In a previous post I blogged about President Obama’s State of the Union speech, where he actually used SLIDES! On one hand, I think it improved his presentation. The promises he was making were clear for the world to see. On the other hand, it did make it harder to get emotionally swept away. It’s an interesting balance.
Many of the slides were good. Some can be improved. As an educational exercise, I offer the following critique and suggested improvements.
This slide, which appears at 21:45 of his speech looks like this. President Obama was setting a goal of reducing American dependence on oil and moving toward clean energy alternatives like nuclear power and wind power.
Now, pie charts are fine. But to really engage and motivate an audience, you have to give them something concrete to imagine, by using pictures or picture words.
This is called the picture-superiority effect; whenever you want people to have a vision for the future, don’t speak in abstract terms and don’t use abstract images. Use picture words that people can imagine and use images that paint a picture of the future. In this case, what does a future look like where 80% of American’s electricity comes from clean energy sources? It is dominated by wind-powered plants. So show that to us.
On the other side of the house, the Republicans attacked the Democrats, using this graph showing how unemployment has EXPLODED under Obama’s government.
There is a ton that can be improved about this graph
- Too much clutter, what I call mumblers and what Edward Tufte calls chartjunk. These mumblers are like the dense foliage in a jungle; you need to hack away at them with effort to work your way further into the jungle. Mumblers in this chart include horizontal lines, unnecessarily large numbers on the x- and y-axes, unnecessary detailed text
- Large gaps between the columns. The rule of thumb is the bars should be TWICE as large as the gap
- Sideways numbers above the bars, which are unnecessarily hard to read. In fact, you don’t need the y-axis at all if the bar values are lincluded
- Angry red for the Bush bars. Dark red is an alarming colors and sends the wrong message. A softer red can reinforce the Republican party color without appearing alarming.
- Legend off to the right. Legends need to be integrated close to the data, so the reader can see the legend BEFORE they see the data and minimize unnecessary eye sweeps.
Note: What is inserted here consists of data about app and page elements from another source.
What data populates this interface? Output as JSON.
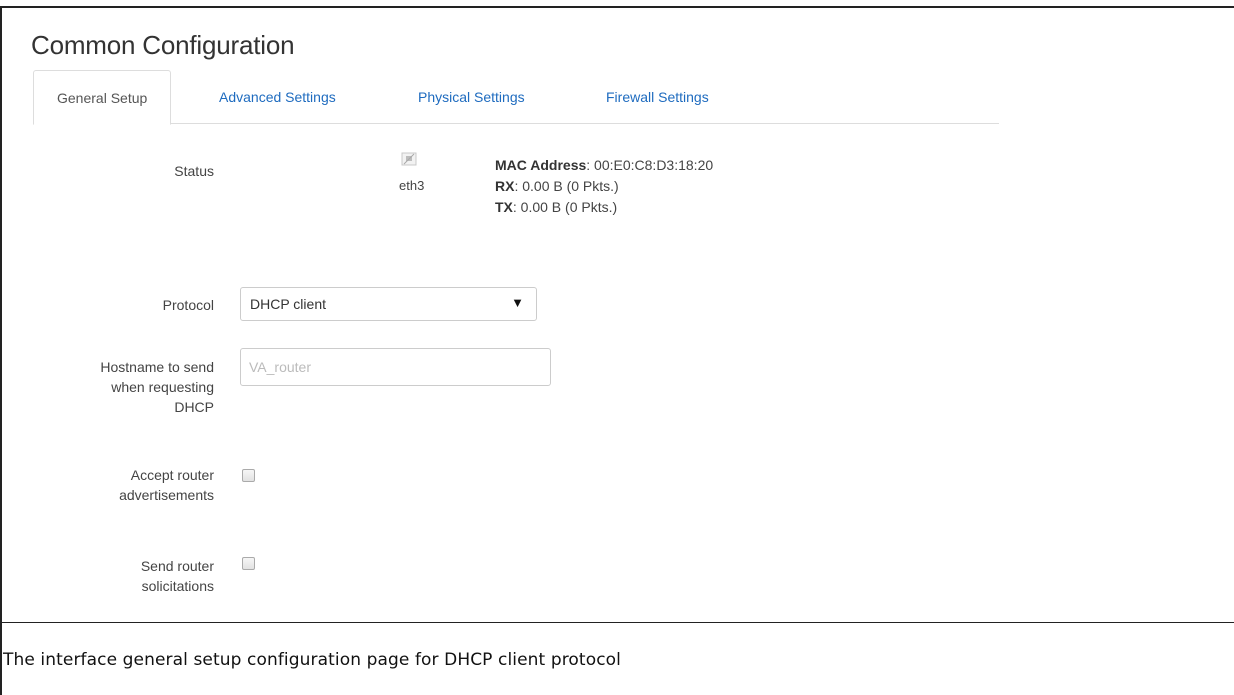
{
  "page": {
    "title": "Common Configuration",
    "caption": "The interface general setup configuration page for DHCP client protocol"
  },
  "tabs": [
    {
      "label": "General Setup",
      "active": true
    },
    {
      "label": "Advanced Settings",
      "active": false
    },
    {
      "label": "Physical Settings",
      "active": false
    },
    {
      "label": "Firewall Settings",
      "active": false
    }
  ],
  "status": {
    "label": "Status",
    "interface": "eth3",
    "icon": "network-port-icon",
    "mac_label": "MAC Address",
    "mac_value": ": 00:E0:C8:D3:18:20",
    "rx_label": "RX",
    "rx_value": ": 0.00 B (0 Pkts.)",
    "tx_label": "TX",
    "tx_value": ": 0.00 B (0 Pkts.)"
  },
  "protocol": {
    "label": "Protocol",
    "selected": "DHCP client",
    "arrow": "▼"
  },
  "hostname": {
    "label_line1": "Hostname to send",
    "label_line2": "when requesting",
    "label_line3": "DHCP",
    "placeholder": "VA_router",
    "value": ""
  },
  "accept_ra": {
    "label_line1": "Accept router",
    "label_line2": "advertisements",
    "checked": false
  },
  "send_rs": {
    "label_line1": "Send router",
    "label_line2": "solicitations",
    "checked": false
  }
}
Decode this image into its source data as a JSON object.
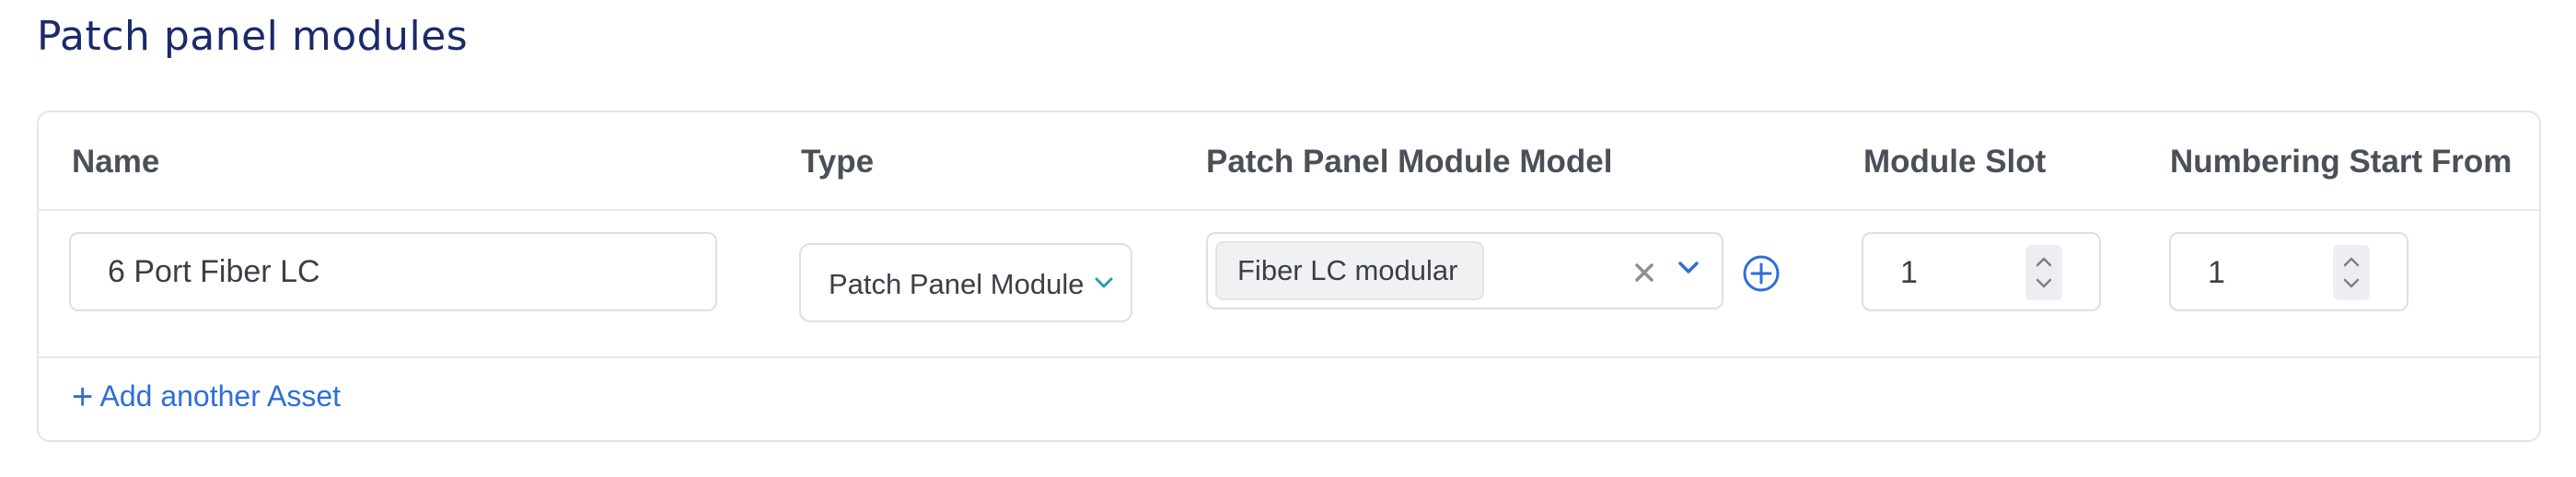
{
  "section": {
    "title": "Patch panel modules"
  },
  "table": {
    "headers": {
      "name": "Name",
      "type": "Type",
      "model": "Patch Panel Module Model",
      "slot": "Module Slot",
      "numbering": "Numbering Start From"
    },
    "row": {
      "name_value": "6 Port Fiber LC",
      "type_value": "Patch Panel Module",
      "model_value": "Fiber LC modular",
      "slot_value": "1",
      "numbering_value": "1"
    },
    "add_link": {
      "plus": "+",
      "label": "Add another Asset"
    }
  },
  "icons": {
    "type_chevron": "chevron-down-icon",
    "model_clear": "close-icon",
    "model_chevron": "chevron-down-icon",
    "add_model": "plus-circle-icon",
    "stepper": "up-down-stepper-icon"
  },
  "colors": {
    "title": "#1b2a6b",
    "link": "#2f6fd6",
    "chevron_teal": "#2a9bb5",
    "chevron_blue": "#2f6fd6",
    "border": "#dcdfe3"
  }
}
- No pictures. Whenever possible, try to convert your graphs into concrete pictures. Adding a pictures of Bush and Obama can replace the legend.
I can improve this graph with the below slide.
None of this is meant to be a criticism of our political leaders. On the contrary, I salute the politicians who use visuals to enhance their spoken presentations. There is room for improvement – for all of us – but let’s allow room for experimentation and errors as we try to get our arms around the 21st century requirement to learn how to use visuals to be better communicators.
We’ve come a long way since Ross Perot bobbled his presidential candidacy with silly graph-punctuated speeches like this. I’m glad to see our leaders using the clarifying power of visuals to highlight major points, help us visualize a better future, and be role models of clear communication using spoken text and visuals together.
About the author: Bruce Gabrielle is author of Speaking PowerPoint: the new language of business, showing a 12-step method for creating clearer and more persuasive PowerPoint slides for boardroom presentations. Subscribe to this blog or join my LinkedIn group to get new posts sent to your inbox.